“There's just this general idea, where people are concerned about including pregnant people because pregnant people are classified as a vulnerable population," Smith says. "For example, some researchers may be worried about risks to the fetus."

When people say they are excluding women from a vaccine trial or a nutrition trial because they don't want to potentially harm them, that population will then not have any nutrition, vaccine, or treatment that’s been tested on them, according to Smith.

Pregnant people should be protected through research rather than from research, Smith says.

They also found that under 10% of the analyzed studies identified a participant's race or ethnicity at all, meaning there’s little way to know whether minority populations are being represented fairly, underrepresented, or overrepresented.
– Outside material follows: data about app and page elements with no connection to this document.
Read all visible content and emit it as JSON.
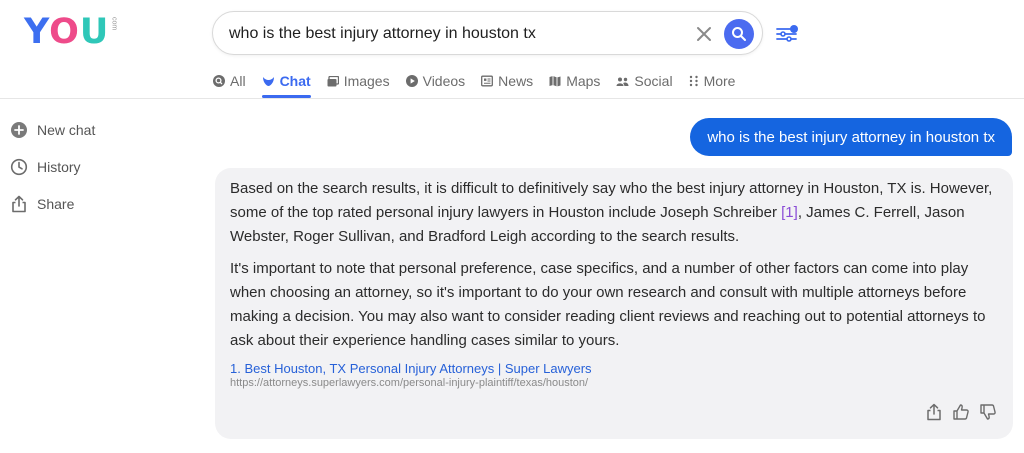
{
  "logo": {
    "y": "Y",
    "o": "O",
    "u": "U",
    "suffix": "com"
  },
  "search": {
    "value": "who is the best injury attorney in houston tx",
    "placeholder": ""
  },
  "tabs": [
    {
      "label": "All"
    },
    {
      "label": "Chat"
    },
    {
      "label": "Images"
    },
    {
      "label": "Videos"
    },
    {
      "label": "News"
    },
    {
      "label": "Maps"
    },
    {
      "label": "Social"
    },
    {
      "label": "More"
    }
  ],
  "active_tab": "Chat",
  "sidebar": {
    "items": [
      {
        "label": "New chat"
      },
      {
        "label": "History"
      },
      {
        "label": "Share"
      }
    ]
  },
  "chat": {
    "user_message": "who is the best injury attorney in houston tx",
    "answer": {
      "p1_a": "Based on the search results, it is difficult to definitively say who the best injury attorney in Houston, TX is. However, some of the top rated personal injury lawyers in Houston include Joseph Schreiber ",
      "p1_cite": "[1]",
      "p1_b": ", James C. Ferrell, Jason Webster, Roger Sullivan, and Bradford Leigh according to the search results.",
      "p2": "It's important to note that personal preference, case specifics, and a number of other factors can come into play when choosing an attorney, so it's important to do your own research and consult with multiple attorneys before making a decision. You may also want to consider reading client reviews and reaching out to potential attorneys to ask about their experience handling cases similar to yours."
    },
    "source": {
      "title": "1. Best Houston, TX Personal Injury Attorneys | Super Lawyers",
      "url": "https://attorneys.superlawyers.com/personal-injury-plaintiff/texas/houston/"
    }
  },
  "colors": {
    "accent": "#3b6af0",
    "user_bubble": "#1565e0",
    "answer_bg": "#f2f2f4",
    "citation": "#8a4cd6",
    "link": "#2761d8"
  }
}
Research About Essential Nutrients Is Lacking

There are two main takeaways this analysis drives home, according to Parul Christian, DrPH, MSc, director of the human nutrition program at John Hopkins University, who was not involved in the research.
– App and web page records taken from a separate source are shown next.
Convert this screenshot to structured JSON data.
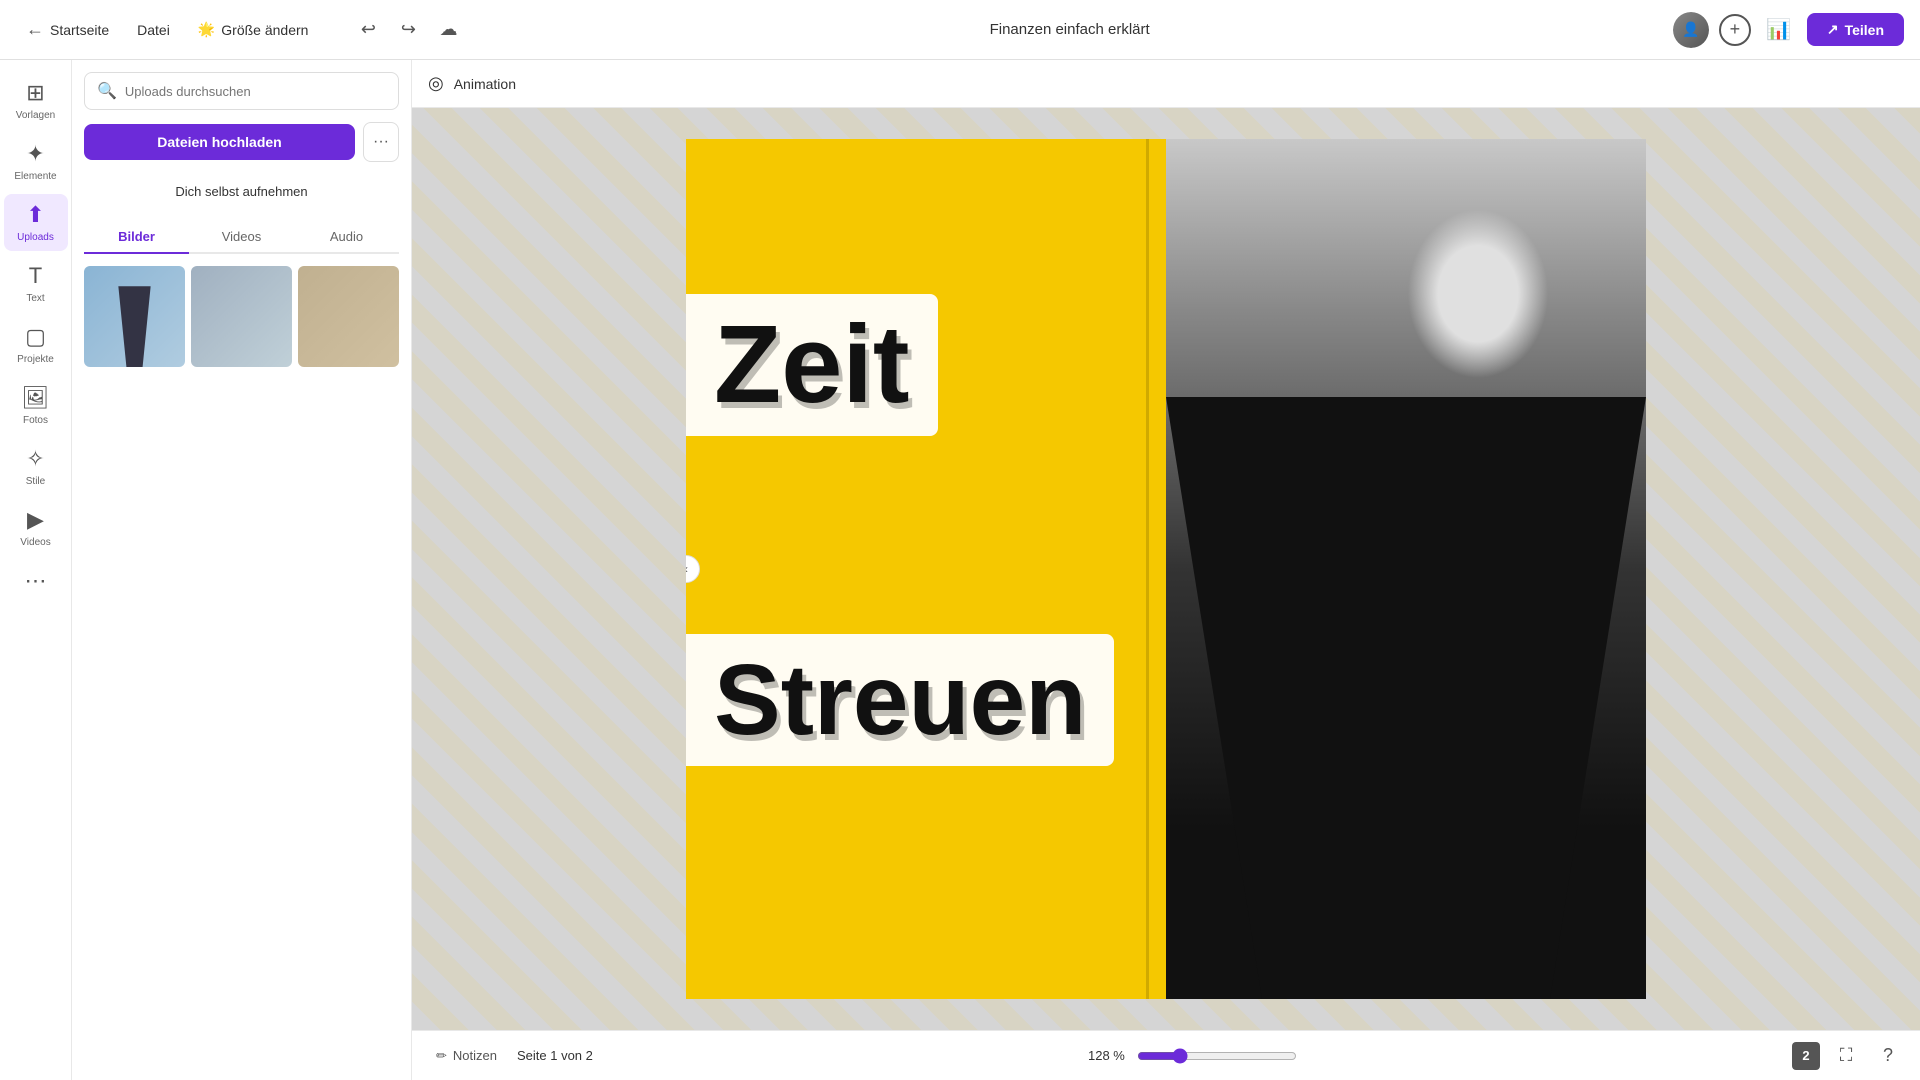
{
  "topbar": {
    "back_label": "Startseite",
    "file_label": "Datei",
    "resize_label": "Größe ändern",
    "title": "Finanzen einfach erklärt",
    "share_label": "Teilen"
  },
  "sidebar": {
    "items": [
      {
        "id": "vorlagen",
        "label": "Vorlagen",
        "icon": "⊞"
      },
      {
        "id": "elemente",
        "label": "Elemente",
        "icon": "✦"
      },
      {
        "id": "uploads",
        "label": "Uploads",
        "icon": "⬆",
        "active": true
      },
      {
        "id": "text",
        "label": "Text",
        "icon": "T"
      },
      {
        "id": "projekte",
        "label": "Projekte",
        "icon": "▢"
      },
      {
        "id": "fotos",
        "label": "Fotos",
        "icon": "🖼"
      },
      {
        "id": "stile",
        "label": "Stile",
        "icon": "✧"
      },
      {
        "id": "videos",
        "label": "Videos",
        "icon": "▶"
      },
      {
        "id": "more",
        "label": "",
        "icon": "≡"
      }
    ]
  },
  "uploads_panel": {
    "search_placeholder": "Uploads durchsuchen",
    "upload_btn": "Dateien hochladen",
    "selfie_btn": "Dich selbst aufnehmen",
    "tabs": [
      {
        "id": "bilder",
        "label": "Bilder",
        "active": true
      },
      {
        "id": "videos",
        "label": "Videos"
      },
      {
        "id": "audio",
        "label": "Audio"
      }
    ]
  },
  "animation_bar": {
    "label": "Animation"
  },
  "canvas": {
    "text_zeit": "Zeit",
    "text_streuven": "Streuen"
  },
  "bottom_bar": {
    "notizen_label": "Notizen",
    "page_info": "Seite 1 von 2",
    "zoom_percent": "128 %",
    "page_count": "2",
    "zoom_value": 128,
    "zoom_min": 10,
    "zoom_max": 500
  }
}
The first is that, in general, existing scientific knowledge about requirements of essential nutrients in humans is likely incomplete and cannot be generalized.

This is especially true for the very critical life stages of pregnancy and lactation, which arguably set the health trajectories for the next generation. The problem is only exacerbated when researchers are not accounting for race, geography, or background. 

“‘Hidden hunger,’ which micronutrient deficiency is frequently called, is high in many under-resourced settings where food insecurity, chronic dietary inadequacy, and high burden of infection exist,” Christian tells Verywell. “In my years of research in low-income settings, where micronutrient deficiencies are high and linked with adverse birth outcomes and poor maternal health, there is a paucity of knowledge about the optimal levels at which of these nutrients can help.”

What This Means For You

Nutritional guidelines for pregnant women right now are still very good, but they could be better. Taking prenatal vitamins, even at the levels they are today, is still beneficial to you and to your baby.

Looking to the Future

But if you are pregnant right now, there’s no need to be alarmed. There's enough information from real-world experience and clinical trials to determine that taking your prenatal vitamins, even at the levels they are today, is still beneficial to you and to your baby, according to Smith. 

“This paper here suggests that it could be better," Smith says. "So it's already good, but could it be better probably with additional information."

In an ideal world, scientists would be able to re-analyze all existing studies that include women and men to look for differences by sex.

“Doing just that can give us some understanding of what data we already have, whether or not there are differences," Smith says. "Because in some things there are sex differences and in others, there aren't."

But for now, Smith and Christian urge scientists to include women and pregnant people as much as possible in future research to course correct and rebalance their representation in scientific discussions.

1 Source
Verywell Health uses only high-quality sources, including peer-reviewed studies, to support the facts within our articles. Read our editorial process to learn more about how we fact-check and keep our content accurate, reliable, and trustworthy.
  1. Smith E, He S, Klatt K et al. Limited data exist to inform our basic understanding of micronutrient requirements in pregnancy. Sci Adv. 2021;7(43). doi:10.1126/sciadv.abj8016

By Sofia Quaglia
Sofia Quaglia is a science and health writer based between Italy, the United Kingdom, and the United States.